News & Events

An increasing population of diabetics affect us all

Mary May, R.N.

Recent statistics concerning increases in the world’s population of diabetics are frightening. It now is predicted that by 2034 nearly twice as many Americans will have diabetes. That means the numbers will increase from approximately 24 million to 44 million people in just 25 years.

It’s not only the U.S. which is affected. India has the most people with diabetes – 50.8 million, followed by China with 43.2 million. The U.S., however, spends more on the treatment of diabetes than any other country – a whopping 52.7% of worldwide spending. As the U.S. diabetic population increases to predicted levels, spending is projected to triple from $113 billion today, to $336 billion per year by 2034.

The costs for treating diabetes are rising so rapidly in part because of the many long term complications of the disease. Diabetes is the leading cause of kidney failure requiring dialysis. It also is a major risk factor in developing heart disease.

Diabetes is well-known for causing vision problems which can lead to blindness. Lesser known complications can be dental issues such as gingivitis and tooth decay.
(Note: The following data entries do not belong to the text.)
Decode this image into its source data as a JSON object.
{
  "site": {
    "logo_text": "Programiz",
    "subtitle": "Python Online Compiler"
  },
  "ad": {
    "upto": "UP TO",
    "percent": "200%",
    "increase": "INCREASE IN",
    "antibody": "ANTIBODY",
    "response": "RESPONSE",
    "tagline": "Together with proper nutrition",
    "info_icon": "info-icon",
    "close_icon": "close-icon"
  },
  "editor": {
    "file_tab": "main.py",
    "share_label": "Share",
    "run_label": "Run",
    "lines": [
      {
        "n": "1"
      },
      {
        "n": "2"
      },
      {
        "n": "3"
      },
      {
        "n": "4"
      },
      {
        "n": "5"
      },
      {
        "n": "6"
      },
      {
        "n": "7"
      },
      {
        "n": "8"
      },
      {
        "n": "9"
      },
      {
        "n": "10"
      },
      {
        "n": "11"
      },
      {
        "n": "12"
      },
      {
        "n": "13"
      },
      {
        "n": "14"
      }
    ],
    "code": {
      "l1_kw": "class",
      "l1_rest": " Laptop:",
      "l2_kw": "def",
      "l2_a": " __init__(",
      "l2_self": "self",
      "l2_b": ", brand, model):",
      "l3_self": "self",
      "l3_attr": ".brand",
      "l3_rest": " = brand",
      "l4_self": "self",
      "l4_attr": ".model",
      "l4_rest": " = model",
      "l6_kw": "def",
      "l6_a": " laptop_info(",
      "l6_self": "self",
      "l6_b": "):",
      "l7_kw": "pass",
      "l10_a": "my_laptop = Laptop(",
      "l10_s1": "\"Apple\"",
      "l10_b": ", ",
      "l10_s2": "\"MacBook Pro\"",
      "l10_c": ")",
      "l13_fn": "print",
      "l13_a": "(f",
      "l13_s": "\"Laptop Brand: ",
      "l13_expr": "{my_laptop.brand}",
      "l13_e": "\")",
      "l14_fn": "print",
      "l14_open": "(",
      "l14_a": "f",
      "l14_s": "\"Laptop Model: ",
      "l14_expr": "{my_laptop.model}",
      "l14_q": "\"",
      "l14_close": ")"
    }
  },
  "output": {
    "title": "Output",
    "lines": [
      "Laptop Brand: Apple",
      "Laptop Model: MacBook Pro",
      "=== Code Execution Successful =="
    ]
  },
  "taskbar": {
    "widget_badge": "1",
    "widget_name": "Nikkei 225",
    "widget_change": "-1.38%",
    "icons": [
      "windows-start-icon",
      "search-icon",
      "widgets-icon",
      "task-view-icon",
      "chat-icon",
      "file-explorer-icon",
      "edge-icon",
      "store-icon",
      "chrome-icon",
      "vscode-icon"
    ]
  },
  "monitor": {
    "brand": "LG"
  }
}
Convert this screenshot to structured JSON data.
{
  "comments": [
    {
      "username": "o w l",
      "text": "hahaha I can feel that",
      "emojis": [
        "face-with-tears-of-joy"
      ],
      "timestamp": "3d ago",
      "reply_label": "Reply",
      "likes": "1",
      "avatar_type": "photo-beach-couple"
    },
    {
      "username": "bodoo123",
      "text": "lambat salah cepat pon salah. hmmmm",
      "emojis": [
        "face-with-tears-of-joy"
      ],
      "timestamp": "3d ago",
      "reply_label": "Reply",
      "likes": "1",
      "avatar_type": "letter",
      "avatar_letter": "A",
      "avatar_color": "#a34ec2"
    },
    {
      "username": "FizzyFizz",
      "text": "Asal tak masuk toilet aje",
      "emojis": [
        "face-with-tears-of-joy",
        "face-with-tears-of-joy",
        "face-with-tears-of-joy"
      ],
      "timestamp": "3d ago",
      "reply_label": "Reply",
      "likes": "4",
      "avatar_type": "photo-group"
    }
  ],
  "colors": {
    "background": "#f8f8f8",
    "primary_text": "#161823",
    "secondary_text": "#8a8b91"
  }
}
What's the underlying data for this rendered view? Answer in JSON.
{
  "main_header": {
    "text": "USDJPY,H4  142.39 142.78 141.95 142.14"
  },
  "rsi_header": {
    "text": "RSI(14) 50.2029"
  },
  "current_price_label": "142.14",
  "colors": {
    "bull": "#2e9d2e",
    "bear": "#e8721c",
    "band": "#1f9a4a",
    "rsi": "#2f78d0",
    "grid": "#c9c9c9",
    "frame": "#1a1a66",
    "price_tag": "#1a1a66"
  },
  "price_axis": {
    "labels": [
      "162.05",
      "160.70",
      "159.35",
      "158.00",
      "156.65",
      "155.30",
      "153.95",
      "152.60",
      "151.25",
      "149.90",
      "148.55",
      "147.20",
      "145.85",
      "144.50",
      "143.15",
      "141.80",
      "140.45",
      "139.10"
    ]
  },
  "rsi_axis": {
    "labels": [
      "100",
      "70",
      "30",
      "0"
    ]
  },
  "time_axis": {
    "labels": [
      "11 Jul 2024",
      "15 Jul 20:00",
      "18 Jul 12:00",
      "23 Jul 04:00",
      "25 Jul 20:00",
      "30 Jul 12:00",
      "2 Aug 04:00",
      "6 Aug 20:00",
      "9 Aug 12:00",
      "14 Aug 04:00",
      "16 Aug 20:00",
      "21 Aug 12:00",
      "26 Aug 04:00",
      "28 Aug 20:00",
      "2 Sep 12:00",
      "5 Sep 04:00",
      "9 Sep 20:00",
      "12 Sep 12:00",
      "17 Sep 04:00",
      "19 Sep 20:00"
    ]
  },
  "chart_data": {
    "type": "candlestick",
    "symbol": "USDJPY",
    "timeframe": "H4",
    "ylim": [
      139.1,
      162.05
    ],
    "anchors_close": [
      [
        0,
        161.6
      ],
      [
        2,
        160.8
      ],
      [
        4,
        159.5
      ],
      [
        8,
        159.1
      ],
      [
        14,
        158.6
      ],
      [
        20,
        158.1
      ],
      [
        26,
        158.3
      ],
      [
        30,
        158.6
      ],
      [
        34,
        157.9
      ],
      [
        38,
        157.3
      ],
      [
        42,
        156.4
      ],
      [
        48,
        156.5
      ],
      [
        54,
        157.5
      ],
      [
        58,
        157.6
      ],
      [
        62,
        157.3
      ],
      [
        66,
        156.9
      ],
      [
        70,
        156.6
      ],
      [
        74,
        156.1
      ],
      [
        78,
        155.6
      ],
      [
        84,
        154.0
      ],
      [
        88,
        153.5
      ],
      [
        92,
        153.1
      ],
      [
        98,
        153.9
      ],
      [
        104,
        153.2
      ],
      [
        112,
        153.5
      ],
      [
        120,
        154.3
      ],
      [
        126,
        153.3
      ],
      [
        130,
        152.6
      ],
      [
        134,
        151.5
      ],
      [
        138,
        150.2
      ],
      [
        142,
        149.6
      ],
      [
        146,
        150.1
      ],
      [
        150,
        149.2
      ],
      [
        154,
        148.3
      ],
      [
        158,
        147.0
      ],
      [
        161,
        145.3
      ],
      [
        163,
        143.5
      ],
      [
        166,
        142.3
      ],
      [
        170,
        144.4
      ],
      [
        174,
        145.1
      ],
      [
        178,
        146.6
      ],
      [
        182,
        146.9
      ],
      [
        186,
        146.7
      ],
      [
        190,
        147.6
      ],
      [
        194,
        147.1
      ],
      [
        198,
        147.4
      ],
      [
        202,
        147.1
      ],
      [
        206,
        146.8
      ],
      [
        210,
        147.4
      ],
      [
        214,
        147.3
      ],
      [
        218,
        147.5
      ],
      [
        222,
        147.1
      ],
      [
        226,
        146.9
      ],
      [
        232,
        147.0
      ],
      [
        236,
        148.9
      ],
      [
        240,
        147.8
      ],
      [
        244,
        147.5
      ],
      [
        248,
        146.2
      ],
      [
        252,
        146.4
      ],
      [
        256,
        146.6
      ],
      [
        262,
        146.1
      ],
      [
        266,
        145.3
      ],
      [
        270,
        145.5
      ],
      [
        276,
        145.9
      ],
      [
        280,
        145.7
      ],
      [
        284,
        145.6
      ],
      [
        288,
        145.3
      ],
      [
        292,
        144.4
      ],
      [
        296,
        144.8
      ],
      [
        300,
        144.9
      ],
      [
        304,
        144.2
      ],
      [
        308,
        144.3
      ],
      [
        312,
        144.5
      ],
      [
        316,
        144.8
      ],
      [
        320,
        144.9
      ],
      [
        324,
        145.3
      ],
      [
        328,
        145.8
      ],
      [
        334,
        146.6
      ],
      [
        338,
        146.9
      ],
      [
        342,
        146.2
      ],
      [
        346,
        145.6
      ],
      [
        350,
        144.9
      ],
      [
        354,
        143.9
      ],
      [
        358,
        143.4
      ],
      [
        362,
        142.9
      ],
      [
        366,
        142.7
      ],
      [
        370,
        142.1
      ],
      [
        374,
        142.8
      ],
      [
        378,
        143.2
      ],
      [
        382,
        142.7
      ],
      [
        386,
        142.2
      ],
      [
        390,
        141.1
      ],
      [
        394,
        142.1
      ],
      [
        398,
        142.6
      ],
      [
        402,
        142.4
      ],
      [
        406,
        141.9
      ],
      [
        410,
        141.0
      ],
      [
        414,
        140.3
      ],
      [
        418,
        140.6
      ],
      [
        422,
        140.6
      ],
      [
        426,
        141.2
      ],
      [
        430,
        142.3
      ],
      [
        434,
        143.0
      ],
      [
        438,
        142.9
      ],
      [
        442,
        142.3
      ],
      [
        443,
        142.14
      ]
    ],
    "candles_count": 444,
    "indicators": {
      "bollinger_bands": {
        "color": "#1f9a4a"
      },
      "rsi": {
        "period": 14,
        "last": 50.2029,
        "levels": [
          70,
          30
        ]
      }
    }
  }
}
Nerve disorders, especially neuropathy of the feet and hands, and poor circulation can cause delayed healing of wounds. No wonder diabetes is the leading cause of non-traumatic amputations.

Besides being costly, all of these complications seriously impact quality of life.

What can be done to stop this landslide of compromised health?

Actually, there is hope. We now know 60% of diabetes cases can be prevented with lifestyle changes! The Diabetes Prevention Program has shown that diet and exercise can prevent diabetes. In the 10 year study, overweight people with impaired glucose levels, who lost a modest amount of weight – 5 to7% of body weight, lowered their risk of developing diabetes by one third. People older than 60 years, decreased their risk of developing diabetes even more – by about half.

There are two types of diabetes, Type 1 and Type 2. The majority of the population has Type 2 diabetes, in which the pancreas continues to make insulin. There may not be enough insulin, however, to control blood glucose, or the body may not effectively use the insulin.

A much smaller portion of the population, about 10%, has Type 1 diabetes. This is an autoimmune disease in which the body destroys the insulin producing cells in the pancreas. People with Type 1 diabetes must take insulin to survive.

In the past, only adults were diagnosed with Type 2 diabetes. Unfortunately, now many children under the age of 18 are being diagnosed with it. It’s predicted that one out of three children born in 2000 will get diabetes in their lifetime. Lifestyle is given as the main reason for this. Children are less active, food choices are high in fat, sugar and empty calories, and serving sizes have become too large.

These are very sad statistics, and the solutions, again – must begin with a change in lifestyle.

Diabetes is a challenging disease to manage, but it can be done. People can manage their diabetes and have a great quality of life. Yes, it can be challenging to pay attention to food intake, exercise 5-7 times a week, monitor blood levels and take medications properly on a daily basis. It’s easy to get sidetracked, get off your program, and slip a bit. We’re all human and it happens to all of us. It helps to have support when the challenges rear their heads.

To help people better manage their diabetes, VVMC has started a diabetes support group. The support group is appropriate for those with diabetes, their support team, and even people concerned with staying healthy. It meets the fourth Monday of every month and includes an hour with a health specialist discussing a topic relevant to diabetes care. The next hour is an informal support group for members to share their frustrations; what does and doesn’t work for them; how they relax and manage stress. People attending vary greatly in their experiences with diabetes. Some have had diabetes for many years, while some have just been diagnosed and have many questions and concerns. The variety of the group members and their experiences is invaluable.

All holidays are most challenging for people with diabetes to stay on track and keep to usual routines. Besides getting help from your support team, some ideas include:

- Make the holidays more about socializing, catching up with old friends and less about food.
- In order to do that, have a healthy snack before you go to the party, something like raw vegetables with a low fat dressing for dip.
- Even better, bring a dish to the party that you know is healthy and part of your program.
- Play it safe with alcohol. Too much alcohol can lower blood sugar in people who take insulin and certain other medications for diabetes. It is best to limit alcohol to one drink for women and two for men. If you know you will have a drink, you must be sure to eat something first.
- Try using a smaller plate. This can help reduce portion sizes without making it feel like you’re skimping.
- Avoid socializing near the food. This will prevent you from grazing while you’re talking.
- If you do overindulge, just get back on your program the next day. Add some extra activity and return to your usual healthy meal plan.

Diabetes does affect all of us. Learn more about diabetes to support those who meet its challenges every day. Have a happy and healthy holiday season and 2010.

Certified Diabetes Educator Mary May, RN, has been a nurse for more than 30 years and a diabetes educator for 10. May provides inpatient and outpatient diabetes education at VVMC. She also is part of the team teaching “Living Well with Diabetes” classes, and is the facilitator for VVMC’s Diabetic Support Group.